                1. re: smtucker

                  I don't know where you are in MA, but there are tons of places here in Western MA ot get raw milk. It must be bought directly from a farm.

              2. re: smtucker

                smtucker, I love making my own ricotta and have often read the suggestion to use the whey in bread-making, but haven't done it myself yet. How exactly do you use the whey? Specifically in recipes that call for milk/dairy, or in lean breads as well? Do you replace all of the liquid with whey, or a fraction? Thanks in advance!

                1. re: lagne

                  I use it in lean breads substituting the whey for water. The whey has a bit of sweetness so I generally do about 2/3rds whey and 1/3 water. Nothing wildly exact however.

                  1. re: lagne

                    I use whey in breadmaking as well - I often replace all of the water in the no-knead bread recipe with whey, and it turns out great. Whey also freezes well, so if you can't use it all at once, just portion it off into freezer bags.

            2. Keswick Creamery in western Cumberland County makes fresh ricotta from the milk of their herd of Jersey cows. They also have a stand at outdoor farmers markets in Carlisle (Wednesday afternoons) and Hershey (Thursday afternoons). Since they don't bring all of their products each week to the farmers markets, you would do best to call ahead and let them know what you need. However, in the time it would take you to make the round trip from Union County, you could have your own ricotta long made and ready to use!

              I don't know of another source in central PA, but you may want to ask the mods to move this thread to the Pennsylvania board.
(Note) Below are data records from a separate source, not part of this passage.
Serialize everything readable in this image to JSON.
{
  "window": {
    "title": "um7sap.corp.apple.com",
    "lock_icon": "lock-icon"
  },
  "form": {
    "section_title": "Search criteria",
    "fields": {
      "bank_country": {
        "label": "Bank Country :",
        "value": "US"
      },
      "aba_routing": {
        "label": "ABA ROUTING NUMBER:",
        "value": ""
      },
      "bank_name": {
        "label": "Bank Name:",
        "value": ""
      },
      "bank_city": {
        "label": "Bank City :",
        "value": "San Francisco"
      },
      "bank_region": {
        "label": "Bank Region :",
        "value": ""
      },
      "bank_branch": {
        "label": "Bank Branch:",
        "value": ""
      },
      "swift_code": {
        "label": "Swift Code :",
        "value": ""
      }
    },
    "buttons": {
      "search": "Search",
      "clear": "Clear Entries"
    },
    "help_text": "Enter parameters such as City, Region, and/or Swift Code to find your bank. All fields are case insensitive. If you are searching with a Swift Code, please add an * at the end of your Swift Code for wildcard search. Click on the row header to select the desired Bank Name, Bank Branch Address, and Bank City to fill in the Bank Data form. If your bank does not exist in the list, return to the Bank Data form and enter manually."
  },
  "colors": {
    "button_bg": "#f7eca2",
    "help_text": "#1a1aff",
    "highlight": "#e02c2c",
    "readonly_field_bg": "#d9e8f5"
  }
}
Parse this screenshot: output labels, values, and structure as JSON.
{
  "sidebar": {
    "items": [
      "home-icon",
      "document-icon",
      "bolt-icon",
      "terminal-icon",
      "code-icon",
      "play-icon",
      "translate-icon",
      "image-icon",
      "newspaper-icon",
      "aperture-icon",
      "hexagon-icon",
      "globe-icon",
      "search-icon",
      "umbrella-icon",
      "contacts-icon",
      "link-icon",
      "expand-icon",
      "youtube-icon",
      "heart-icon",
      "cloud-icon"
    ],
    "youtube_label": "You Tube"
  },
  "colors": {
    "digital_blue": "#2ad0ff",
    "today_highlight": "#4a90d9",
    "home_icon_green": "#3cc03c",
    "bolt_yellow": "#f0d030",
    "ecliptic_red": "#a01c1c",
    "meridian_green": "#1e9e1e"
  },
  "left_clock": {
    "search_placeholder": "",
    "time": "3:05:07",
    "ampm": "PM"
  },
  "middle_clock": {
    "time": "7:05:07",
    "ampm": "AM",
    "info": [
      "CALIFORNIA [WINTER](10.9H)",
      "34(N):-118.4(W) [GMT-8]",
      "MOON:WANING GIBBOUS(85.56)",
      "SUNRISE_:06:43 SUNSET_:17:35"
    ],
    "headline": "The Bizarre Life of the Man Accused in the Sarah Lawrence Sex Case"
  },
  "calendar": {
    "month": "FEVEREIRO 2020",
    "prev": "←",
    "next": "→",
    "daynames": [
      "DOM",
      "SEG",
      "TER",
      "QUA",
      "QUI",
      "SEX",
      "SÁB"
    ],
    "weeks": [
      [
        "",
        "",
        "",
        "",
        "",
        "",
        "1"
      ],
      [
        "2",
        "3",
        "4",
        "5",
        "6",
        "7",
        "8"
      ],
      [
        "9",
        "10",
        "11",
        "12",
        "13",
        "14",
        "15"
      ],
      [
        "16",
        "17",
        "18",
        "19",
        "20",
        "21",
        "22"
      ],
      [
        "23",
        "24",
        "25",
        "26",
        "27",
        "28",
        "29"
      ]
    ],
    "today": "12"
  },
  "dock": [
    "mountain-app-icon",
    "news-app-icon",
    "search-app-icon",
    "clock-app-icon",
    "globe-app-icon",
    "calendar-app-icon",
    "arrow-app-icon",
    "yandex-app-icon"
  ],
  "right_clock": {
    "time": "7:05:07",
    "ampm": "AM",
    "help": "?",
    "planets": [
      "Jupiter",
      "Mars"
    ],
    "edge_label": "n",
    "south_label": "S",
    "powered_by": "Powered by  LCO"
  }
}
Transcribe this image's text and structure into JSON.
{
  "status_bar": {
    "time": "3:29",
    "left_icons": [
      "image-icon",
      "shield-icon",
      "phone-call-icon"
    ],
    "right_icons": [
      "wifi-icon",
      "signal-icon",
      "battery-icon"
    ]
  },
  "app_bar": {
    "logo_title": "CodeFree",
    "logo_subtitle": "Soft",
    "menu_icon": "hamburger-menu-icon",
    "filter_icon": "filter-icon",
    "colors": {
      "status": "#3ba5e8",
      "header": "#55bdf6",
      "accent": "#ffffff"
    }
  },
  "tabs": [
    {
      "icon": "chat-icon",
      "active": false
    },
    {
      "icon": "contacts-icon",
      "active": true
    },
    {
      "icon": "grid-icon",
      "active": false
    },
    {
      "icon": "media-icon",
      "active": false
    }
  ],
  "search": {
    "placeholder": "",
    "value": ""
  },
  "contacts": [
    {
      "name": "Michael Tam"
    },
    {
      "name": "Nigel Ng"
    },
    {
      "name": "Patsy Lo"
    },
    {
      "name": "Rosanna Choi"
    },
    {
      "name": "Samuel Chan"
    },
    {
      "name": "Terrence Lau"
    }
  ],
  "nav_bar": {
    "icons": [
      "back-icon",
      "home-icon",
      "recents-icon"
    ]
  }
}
Someone else may be familiar with another place that is closer to you.

              1. Junket rennets websight has several great home recipes for cheeses. The ricotta is very nice.

                1. I've made it using 4 parts whole milk to 1 part buttermilk. The last time I made it, I used a gallon of whole milk and a quart of buttermilk, resulting in 5 cups of ricotta - more than I knew what to do with!

                  Put the two in a heavy bottom pot and heat to 175. Stir to keep the bottom from scorching until it starts to steam.
                  Have a large colander over the sink lined with multiple layers of cheesecloth (I used a double layer of new handi-wipes).
                  At 175F remove pot from the heat and scoop the curds into the colander with a slotted spoon. Let drain to desired dryness.